MATERIAL PROVIDED:
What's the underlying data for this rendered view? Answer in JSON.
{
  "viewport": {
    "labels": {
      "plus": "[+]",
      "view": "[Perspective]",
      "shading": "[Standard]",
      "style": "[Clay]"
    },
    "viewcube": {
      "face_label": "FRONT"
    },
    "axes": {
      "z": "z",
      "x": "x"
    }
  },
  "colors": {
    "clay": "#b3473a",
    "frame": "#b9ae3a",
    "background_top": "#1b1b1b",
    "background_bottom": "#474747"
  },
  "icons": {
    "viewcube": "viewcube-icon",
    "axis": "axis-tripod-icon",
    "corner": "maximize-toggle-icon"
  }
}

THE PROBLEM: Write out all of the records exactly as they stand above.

TASK RESPONSE:
What's the underlying data for this rendered view? Answer in JSON.
{
  "viewport": {
    "labels": {
      "plus": "[+]",
      "view": "[Perspective]",
      "shading": "[Standard]",
      "style": "[Clay]"
    },
    "viewcube": {
      "face_label": "FRONT"
    },
    "axes": {
      "z": "z",
      "x": "x"
    }
  },
  "colors": {
    "clay": "#b3473a",
    "frame": "#b9ae3a",
    "background_top": "#1b1b1b",
    "background_bottom": "#474747"
  },
  "icons": {
    "viewcube": "viewcube-icon",
    "axis": "axis-tripod-icon",
    "corner": "maximize-toggle-icon"
  }
}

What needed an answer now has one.